ABOUT THIS TASK: From the entries that follow, work out how many lines contain "school". Write the number only.

DATA LISTING:
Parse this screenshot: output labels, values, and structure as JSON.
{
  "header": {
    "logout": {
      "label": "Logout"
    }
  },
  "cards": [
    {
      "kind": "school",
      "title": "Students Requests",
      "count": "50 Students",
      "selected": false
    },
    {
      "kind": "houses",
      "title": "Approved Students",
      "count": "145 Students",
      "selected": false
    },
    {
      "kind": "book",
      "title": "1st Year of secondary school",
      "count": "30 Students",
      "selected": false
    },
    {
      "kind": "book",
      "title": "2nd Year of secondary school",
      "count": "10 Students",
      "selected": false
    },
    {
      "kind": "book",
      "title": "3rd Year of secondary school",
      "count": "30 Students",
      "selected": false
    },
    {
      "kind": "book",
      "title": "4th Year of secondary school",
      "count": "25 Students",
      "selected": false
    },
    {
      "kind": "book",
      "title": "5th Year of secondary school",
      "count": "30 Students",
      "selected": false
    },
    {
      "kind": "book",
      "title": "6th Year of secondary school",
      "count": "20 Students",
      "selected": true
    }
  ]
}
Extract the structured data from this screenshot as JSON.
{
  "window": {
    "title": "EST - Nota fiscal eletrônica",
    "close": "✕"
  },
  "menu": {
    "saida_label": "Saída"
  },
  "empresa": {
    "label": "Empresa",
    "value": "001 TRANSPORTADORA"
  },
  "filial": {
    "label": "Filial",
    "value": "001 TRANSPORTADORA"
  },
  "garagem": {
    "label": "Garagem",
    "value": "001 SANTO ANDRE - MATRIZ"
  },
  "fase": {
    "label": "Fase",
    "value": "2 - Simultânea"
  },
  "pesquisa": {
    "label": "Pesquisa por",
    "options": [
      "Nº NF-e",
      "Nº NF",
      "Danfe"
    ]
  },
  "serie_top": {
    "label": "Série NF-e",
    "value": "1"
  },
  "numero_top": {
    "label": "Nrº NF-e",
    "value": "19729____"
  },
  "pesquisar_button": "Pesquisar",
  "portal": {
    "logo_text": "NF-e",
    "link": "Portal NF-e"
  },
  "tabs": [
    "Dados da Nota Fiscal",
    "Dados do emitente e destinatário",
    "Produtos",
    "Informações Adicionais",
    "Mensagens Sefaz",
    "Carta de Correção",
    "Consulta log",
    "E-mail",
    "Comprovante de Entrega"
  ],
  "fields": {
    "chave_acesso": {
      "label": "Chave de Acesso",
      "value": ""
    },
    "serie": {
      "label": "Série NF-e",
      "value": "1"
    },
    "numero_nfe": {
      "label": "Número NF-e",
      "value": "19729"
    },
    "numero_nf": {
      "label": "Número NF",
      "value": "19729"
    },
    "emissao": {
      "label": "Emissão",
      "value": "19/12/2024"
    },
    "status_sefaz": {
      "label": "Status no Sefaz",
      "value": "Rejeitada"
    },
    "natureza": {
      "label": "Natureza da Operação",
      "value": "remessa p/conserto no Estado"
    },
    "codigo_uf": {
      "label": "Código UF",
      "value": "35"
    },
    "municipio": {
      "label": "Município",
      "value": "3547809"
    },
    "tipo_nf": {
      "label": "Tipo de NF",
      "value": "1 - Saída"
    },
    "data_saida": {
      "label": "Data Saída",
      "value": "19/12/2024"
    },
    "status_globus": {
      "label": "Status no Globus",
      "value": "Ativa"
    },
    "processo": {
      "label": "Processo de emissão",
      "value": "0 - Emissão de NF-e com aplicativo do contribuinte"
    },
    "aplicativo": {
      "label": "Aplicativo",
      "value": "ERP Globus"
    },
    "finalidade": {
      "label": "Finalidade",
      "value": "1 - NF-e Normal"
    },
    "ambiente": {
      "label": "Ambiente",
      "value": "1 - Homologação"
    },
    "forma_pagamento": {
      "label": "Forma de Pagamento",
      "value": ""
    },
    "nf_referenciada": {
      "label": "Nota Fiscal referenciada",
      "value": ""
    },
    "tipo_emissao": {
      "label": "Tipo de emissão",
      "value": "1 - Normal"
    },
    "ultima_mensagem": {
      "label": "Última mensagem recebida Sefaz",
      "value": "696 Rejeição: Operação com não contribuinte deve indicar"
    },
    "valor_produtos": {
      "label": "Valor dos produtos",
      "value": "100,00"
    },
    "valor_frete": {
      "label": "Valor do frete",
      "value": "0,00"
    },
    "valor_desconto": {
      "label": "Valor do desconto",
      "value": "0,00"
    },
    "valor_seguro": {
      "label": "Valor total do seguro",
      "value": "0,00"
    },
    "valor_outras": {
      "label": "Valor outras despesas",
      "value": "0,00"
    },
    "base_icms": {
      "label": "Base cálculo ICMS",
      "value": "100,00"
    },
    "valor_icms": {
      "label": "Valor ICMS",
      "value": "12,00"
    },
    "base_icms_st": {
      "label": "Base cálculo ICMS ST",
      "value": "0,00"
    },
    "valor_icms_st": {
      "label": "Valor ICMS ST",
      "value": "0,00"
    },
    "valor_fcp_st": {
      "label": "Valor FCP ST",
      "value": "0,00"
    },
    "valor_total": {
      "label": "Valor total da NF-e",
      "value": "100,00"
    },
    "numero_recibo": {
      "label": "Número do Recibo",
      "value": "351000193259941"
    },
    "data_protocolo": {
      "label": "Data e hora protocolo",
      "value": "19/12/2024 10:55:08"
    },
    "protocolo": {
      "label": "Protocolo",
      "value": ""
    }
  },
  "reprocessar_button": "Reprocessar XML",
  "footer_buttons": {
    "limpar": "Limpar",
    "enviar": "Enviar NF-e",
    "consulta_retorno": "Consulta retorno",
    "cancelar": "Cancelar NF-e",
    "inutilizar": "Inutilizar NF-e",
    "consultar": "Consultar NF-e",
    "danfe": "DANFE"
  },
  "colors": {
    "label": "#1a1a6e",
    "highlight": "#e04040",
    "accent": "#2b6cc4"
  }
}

RESULT FOR THIS TASK: 7